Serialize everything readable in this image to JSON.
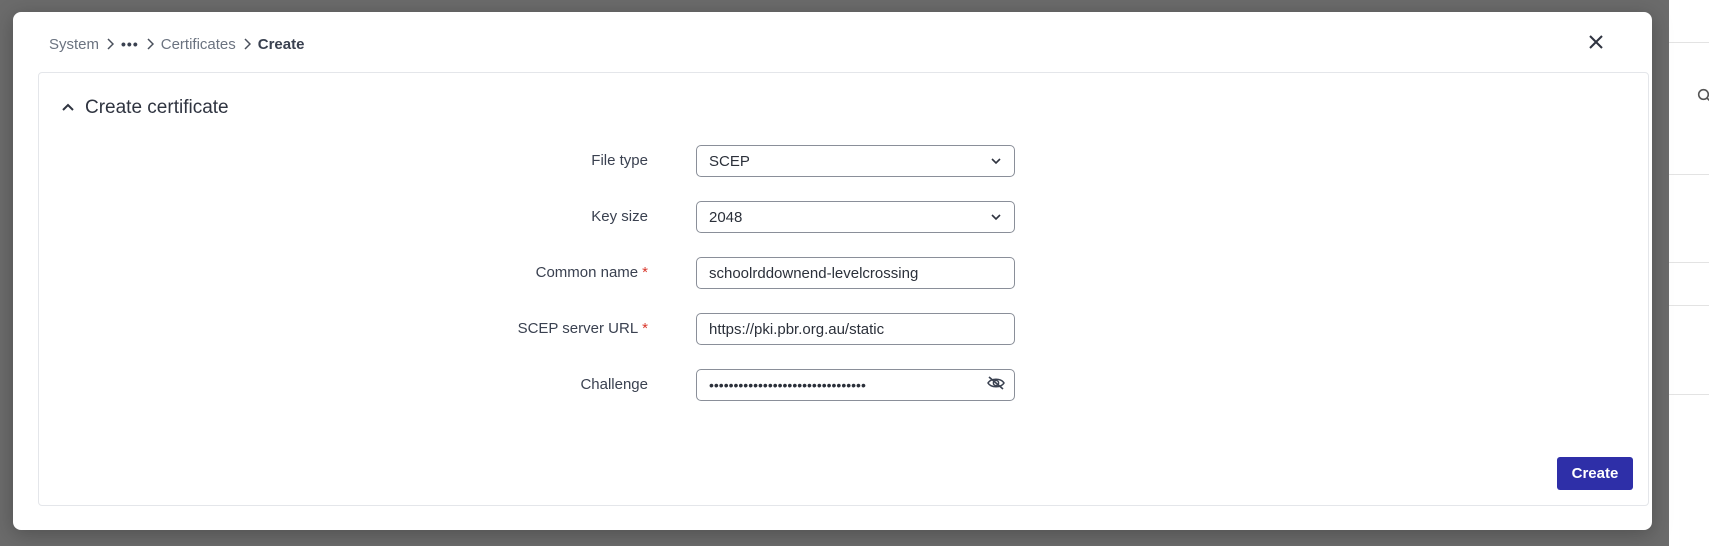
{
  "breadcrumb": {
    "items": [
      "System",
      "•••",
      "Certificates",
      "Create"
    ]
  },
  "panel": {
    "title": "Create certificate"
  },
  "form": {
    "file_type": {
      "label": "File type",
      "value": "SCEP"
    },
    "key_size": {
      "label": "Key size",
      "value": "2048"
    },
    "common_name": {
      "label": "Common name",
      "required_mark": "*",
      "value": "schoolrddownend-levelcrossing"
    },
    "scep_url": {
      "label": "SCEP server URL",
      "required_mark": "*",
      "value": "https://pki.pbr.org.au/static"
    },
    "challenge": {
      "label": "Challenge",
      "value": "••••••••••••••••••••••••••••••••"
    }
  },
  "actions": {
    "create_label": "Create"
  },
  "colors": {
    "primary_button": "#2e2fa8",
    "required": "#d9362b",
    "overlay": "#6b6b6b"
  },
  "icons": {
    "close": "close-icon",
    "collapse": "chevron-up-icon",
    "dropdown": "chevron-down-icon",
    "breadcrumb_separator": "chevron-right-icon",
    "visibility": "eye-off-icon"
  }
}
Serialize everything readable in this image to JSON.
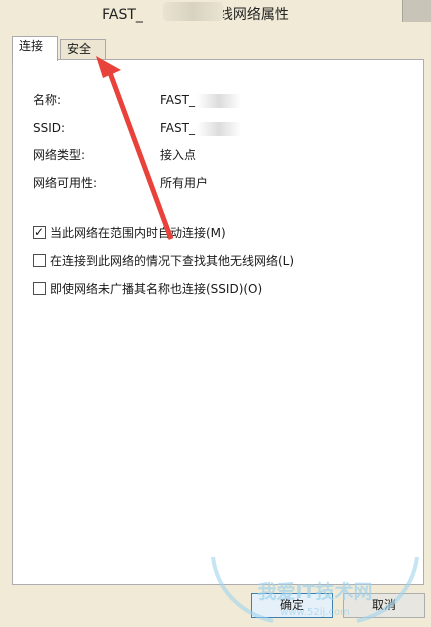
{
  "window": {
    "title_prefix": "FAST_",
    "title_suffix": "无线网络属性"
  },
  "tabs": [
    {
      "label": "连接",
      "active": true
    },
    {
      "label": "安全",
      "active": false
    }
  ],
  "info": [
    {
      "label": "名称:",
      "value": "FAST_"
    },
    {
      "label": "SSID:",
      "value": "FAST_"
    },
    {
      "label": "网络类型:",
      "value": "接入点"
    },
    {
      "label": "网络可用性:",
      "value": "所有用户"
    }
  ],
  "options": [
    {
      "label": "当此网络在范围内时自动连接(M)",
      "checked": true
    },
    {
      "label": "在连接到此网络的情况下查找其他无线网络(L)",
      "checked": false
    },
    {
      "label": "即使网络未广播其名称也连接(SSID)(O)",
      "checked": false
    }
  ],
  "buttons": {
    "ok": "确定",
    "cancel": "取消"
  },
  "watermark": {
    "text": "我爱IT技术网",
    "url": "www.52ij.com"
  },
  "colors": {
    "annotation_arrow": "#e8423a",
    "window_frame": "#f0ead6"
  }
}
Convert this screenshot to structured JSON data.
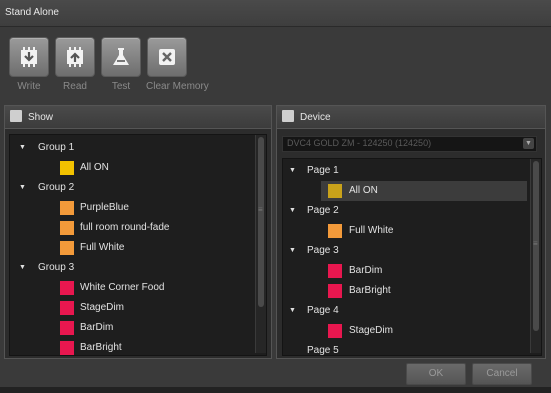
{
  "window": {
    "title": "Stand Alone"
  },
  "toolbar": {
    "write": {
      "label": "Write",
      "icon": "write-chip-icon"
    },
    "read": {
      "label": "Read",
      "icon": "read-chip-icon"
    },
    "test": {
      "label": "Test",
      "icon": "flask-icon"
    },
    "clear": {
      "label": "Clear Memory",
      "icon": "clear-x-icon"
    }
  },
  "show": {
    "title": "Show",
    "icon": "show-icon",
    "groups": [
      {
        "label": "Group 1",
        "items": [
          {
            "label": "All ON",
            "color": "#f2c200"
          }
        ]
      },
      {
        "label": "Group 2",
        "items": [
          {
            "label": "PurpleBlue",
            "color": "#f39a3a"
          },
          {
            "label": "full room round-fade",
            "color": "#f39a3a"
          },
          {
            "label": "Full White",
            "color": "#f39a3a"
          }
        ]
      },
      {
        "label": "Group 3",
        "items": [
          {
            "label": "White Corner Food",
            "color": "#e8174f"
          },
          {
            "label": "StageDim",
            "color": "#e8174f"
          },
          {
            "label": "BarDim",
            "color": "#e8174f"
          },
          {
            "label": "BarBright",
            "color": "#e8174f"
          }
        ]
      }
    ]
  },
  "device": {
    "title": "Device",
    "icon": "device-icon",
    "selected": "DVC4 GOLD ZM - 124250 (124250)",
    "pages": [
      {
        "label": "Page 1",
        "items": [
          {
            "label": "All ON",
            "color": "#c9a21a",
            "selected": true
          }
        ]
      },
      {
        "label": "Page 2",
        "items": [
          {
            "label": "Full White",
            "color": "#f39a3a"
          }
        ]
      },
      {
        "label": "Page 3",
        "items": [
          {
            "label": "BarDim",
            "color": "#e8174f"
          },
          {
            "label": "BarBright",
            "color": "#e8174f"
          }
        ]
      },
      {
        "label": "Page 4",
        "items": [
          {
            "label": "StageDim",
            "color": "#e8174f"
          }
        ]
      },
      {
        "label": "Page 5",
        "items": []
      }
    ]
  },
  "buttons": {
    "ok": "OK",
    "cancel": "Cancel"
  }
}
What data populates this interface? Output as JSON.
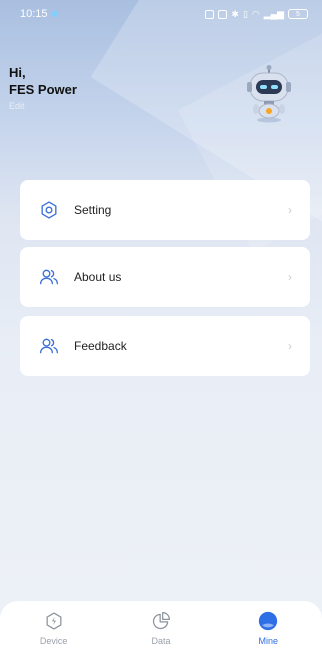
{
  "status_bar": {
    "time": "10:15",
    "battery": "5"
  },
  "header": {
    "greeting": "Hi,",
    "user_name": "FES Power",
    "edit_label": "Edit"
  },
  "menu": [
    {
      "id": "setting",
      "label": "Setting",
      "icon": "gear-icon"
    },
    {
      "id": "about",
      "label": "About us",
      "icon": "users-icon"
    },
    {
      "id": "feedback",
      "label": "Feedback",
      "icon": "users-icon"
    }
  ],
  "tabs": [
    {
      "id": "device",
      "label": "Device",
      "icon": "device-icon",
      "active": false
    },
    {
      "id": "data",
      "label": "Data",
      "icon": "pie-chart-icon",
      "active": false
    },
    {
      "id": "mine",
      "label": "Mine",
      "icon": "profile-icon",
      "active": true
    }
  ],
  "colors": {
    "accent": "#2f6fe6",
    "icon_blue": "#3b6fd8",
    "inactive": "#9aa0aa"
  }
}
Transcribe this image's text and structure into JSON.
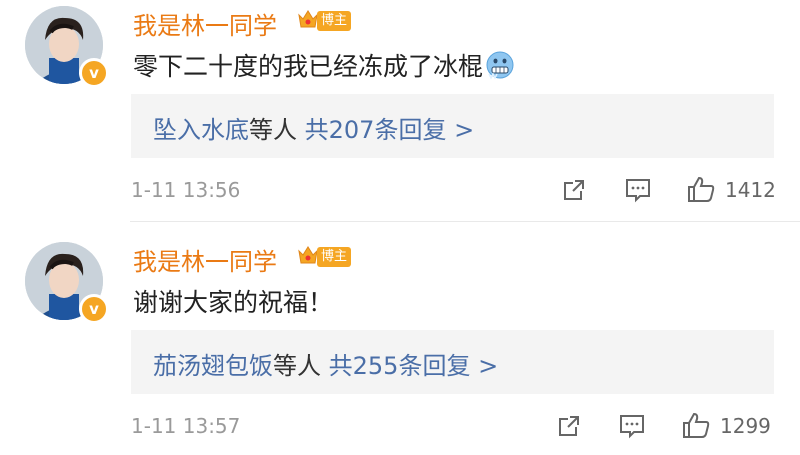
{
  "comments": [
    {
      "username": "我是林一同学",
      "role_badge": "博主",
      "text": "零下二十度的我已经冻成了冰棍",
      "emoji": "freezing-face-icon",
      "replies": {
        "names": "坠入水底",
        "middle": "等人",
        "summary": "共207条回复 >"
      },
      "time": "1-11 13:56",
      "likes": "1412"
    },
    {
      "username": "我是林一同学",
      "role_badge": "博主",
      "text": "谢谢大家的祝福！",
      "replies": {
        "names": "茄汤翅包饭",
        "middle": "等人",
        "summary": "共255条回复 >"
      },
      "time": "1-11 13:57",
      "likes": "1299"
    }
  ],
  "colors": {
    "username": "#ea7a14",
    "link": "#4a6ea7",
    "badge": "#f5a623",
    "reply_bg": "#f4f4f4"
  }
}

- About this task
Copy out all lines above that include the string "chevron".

- Response area
    "collapse": "chevron-up-icon",
    "dropdown": "chevron-down-icon",
    "breadcrumb_separator": "chevron-right-icon",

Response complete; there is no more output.